- [EXERCISE DIRECTIONS] Report every line below that holds the word "Sales".

- [DATA FOR THIS TASK]

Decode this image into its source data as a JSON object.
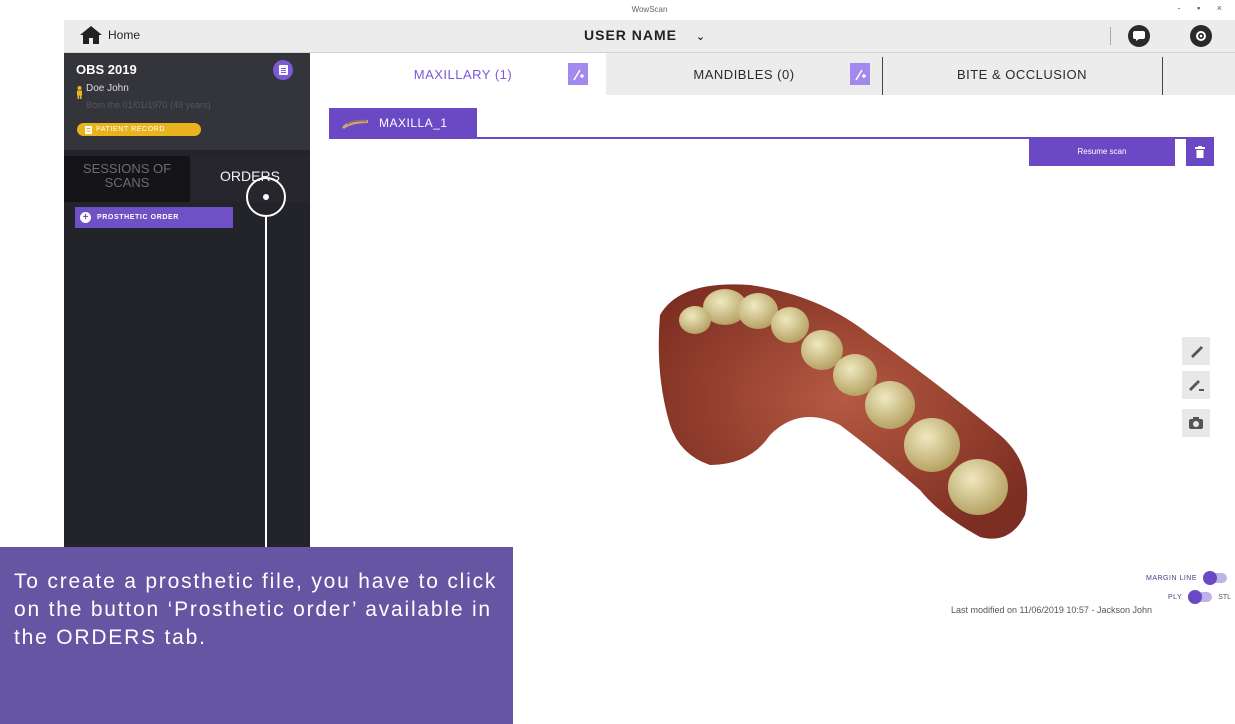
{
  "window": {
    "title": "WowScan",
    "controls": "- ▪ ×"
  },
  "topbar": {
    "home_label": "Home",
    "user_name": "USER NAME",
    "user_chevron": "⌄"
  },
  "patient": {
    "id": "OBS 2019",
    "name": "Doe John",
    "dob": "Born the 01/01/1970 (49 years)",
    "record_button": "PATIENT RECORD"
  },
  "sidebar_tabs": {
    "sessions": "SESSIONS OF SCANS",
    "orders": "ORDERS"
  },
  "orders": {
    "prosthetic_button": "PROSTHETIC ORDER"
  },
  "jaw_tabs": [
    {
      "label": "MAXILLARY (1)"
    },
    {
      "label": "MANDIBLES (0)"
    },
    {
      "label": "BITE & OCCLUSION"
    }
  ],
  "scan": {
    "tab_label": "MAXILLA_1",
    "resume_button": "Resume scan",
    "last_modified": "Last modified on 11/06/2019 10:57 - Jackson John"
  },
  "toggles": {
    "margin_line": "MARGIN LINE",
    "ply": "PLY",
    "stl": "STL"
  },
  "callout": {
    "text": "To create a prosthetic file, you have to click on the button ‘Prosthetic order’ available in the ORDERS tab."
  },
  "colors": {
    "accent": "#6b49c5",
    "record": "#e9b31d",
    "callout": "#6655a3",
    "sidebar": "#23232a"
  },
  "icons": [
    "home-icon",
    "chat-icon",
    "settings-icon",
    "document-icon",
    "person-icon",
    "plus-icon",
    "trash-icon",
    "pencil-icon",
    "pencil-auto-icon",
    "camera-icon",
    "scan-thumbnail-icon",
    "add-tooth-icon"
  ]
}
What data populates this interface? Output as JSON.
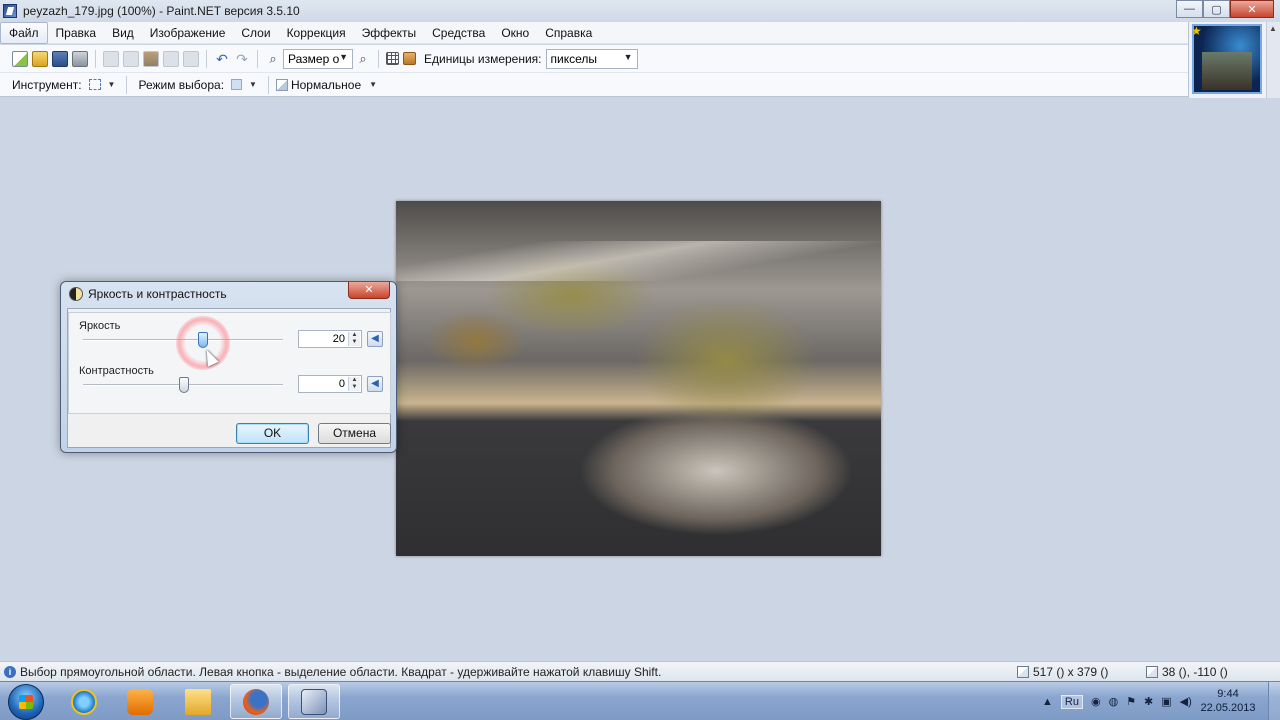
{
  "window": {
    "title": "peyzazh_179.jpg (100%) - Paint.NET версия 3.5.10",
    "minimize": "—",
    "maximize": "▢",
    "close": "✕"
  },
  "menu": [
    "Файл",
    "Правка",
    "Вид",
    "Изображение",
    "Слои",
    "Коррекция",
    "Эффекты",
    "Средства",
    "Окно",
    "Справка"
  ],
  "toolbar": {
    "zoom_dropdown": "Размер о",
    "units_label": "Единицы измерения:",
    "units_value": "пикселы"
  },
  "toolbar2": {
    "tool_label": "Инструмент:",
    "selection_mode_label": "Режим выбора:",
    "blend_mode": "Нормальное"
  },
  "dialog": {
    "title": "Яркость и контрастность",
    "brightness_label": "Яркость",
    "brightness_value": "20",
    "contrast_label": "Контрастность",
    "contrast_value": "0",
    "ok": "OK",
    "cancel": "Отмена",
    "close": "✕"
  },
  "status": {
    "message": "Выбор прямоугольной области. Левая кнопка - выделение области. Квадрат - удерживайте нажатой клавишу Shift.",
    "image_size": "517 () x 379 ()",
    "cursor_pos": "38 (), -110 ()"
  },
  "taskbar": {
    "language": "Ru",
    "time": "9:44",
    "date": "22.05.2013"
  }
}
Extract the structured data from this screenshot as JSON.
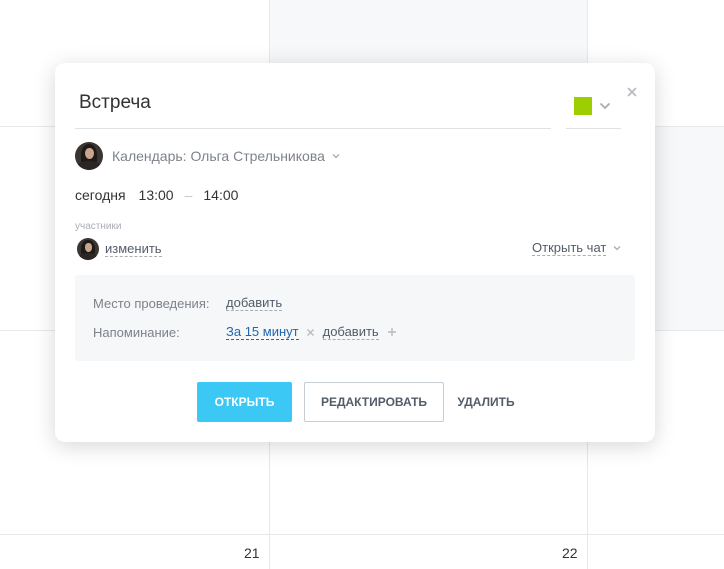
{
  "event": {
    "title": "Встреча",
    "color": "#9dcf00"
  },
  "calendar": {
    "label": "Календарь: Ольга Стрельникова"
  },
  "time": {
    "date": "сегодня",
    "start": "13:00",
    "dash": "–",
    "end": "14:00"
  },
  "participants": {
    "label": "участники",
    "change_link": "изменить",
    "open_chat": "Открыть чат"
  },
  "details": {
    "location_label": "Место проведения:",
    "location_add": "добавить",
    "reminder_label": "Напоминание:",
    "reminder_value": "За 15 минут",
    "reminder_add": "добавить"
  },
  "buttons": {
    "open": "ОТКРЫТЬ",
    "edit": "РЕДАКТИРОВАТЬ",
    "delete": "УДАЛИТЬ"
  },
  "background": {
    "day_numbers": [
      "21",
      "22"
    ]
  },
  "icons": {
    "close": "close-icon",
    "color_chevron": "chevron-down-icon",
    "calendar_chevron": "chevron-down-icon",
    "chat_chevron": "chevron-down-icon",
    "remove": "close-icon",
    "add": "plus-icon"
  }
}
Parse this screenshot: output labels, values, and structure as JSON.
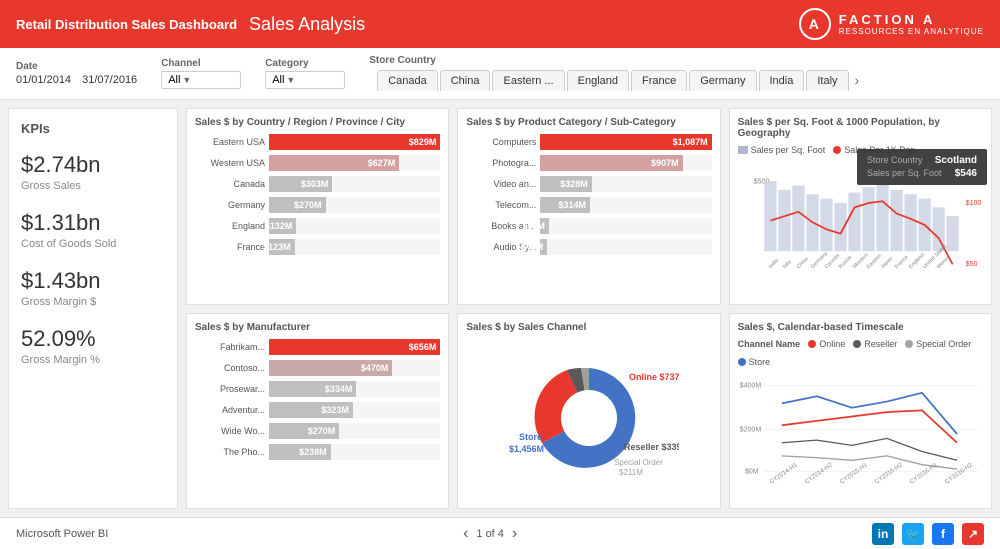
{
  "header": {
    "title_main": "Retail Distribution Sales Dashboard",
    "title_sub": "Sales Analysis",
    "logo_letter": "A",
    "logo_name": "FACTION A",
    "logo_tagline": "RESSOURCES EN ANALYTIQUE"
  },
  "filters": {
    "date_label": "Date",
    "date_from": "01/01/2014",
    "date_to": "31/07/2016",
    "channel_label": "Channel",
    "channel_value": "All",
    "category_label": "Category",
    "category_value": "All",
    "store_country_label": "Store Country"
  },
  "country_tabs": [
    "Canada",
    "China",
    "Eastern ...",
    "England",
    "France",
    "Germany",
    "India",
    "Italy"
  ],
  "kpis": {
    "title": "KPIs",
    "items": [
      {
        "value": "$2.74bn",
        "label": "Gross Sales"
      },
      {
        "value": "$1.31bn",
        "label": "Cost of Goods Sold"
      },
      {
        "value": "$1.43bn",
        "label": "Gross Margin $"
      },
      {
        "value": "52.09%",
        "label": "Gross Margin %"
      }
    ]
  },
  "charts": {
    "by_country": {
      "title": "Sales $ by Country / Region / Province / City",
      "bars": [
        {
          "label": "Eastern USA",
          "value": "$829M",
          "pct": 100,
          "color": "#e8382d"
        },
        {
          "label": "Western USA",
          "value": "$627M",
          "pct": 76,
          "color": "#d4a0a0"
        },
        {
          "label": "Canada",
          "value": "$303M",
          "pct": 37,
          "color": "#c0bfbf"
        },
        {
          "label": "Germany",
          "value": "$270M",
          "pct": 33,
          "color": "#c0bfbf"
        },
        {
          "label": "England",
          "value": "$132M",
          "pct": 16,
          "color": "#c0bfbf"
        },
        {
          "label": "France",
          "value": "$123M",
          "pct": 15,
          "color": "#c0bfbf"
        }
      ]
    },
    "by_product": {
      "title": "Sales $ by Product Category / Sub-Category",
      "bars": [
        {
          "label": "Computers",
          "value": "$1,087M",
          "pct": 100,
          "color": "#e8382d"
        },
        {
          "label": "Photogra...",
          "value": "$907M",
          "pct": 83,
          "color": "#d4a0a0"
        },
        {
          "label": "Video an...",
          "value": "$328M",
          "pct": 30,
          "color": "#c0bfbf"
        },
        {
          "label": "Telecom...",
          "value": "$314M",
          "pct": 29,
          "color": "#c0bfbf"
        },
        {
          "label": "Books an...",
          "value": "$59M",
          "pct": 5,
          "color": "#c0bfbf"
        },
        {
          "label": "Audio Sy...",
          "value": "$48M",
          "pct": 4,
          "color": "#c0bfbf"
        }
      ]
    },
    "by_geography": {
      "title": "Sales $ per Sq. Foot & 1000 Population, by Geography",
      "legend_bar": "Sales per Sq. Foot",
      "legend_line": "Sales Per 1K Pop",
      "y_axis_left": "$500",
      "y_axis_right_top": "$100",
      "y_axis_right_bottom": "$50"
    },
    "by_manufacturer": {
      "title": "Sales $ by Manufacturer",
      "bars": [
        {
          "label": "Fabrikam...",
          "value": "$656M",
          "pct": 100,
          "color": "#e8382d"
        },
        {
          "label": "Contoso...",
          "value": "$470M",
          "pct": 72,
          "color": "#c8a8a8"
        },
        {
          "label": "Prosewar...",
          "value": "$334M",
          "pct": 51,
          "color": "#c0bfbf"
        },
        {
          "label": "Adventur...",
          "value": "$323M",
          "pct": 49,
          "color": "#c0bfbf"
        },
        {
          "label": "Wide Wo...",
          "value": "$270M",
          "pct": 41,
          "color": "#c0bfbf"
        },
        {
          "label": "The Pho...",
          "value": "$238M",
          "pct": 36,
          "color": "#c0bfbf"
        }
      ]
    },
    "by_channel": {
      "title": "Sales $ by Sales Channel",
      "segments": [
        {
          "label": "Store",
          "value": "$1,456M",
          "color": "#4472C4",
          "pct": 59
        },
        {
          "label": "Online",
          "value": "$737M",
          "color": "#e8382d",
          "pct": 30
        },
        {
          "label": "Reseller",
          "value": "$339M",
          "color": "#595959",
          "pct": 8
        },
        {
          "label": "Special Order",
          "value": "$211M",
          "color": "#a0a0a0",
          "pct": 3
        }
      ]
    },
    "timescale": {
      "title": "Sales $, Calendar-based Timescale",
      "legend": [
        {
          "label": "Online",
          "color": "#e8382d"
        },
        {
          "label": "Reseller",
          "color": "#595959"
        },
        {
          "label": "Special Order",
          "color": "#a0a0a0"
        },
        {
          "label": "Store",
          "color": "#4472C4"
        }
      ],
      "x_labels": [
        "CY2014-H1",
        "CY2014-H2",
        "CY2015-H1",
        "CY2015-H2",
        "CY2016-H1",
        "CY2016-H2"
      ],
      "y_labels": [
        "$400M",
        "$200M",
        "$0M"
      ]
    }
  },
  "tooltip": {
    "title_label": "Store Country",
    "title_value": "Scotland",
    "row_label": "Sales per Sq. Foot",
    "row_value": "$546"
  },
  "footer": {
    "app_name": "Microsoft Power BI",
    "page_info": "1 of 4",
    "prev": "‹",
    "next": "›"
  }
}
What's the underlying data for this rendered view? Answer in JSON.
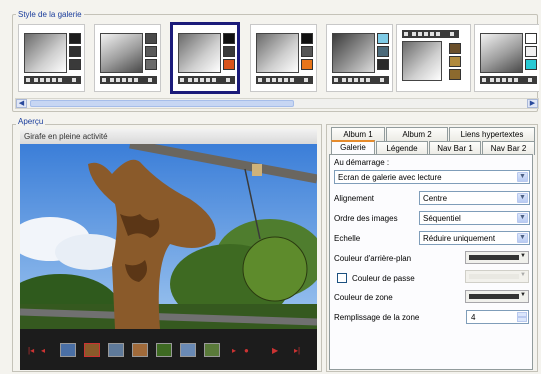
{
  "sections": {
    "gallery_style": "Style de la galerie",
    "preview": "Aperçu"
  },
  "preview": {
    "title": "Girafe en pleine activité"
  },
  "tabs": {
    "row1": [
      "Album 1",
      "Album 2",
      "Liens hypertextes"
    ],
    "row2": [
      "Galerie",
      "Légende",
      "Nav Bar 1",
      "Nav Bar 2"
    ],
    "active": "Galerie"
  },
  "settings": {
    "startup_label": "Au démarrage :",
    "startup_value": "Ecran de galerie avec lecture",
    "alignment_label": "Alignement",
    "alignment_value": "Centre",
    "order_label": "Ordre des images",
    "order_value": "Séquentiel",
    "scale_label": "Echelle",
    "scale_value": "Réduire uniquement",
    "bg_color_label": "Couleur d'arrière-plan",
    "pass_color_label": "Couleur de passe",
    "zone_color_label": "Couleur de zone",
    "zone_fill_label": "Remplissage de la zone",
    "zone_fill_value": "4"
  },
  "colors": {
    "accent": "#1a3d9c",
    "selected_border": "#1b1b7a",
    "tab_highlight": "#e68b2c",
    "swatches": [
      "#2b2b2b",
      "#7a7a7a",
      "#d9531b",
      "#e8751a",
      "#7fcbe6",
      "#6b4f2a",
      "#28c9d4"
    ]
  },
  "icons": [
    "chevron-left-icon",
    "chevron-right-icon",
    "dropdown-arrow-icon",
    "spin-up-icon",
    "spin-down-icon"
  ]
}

- [OUTPUT OF THE TASK]
    "title_main": "Retail Distribution Sales Dashboard",
    "title_sub": "Sales Analysis",
        "label": "Gross Sales"
      "title": "Sales $ by Country / Region / Province / City",
      "title": "Sales $ by Product Category / Sub-Category",
      "title": "Sales $ per Sq. Foot & 1000 Population, by Geography",
      "legend_bar": "Sales per Sq. Foot",
      "legend_line": "Sales Per 1K Pop",
      "title": "Sales $ by Manufacturer",
      "title": "Sales $ by Sales Channel",
      "title": "Sales $, Calendar-based Timescale",
    "row_label": "Sales per Sq. Foot",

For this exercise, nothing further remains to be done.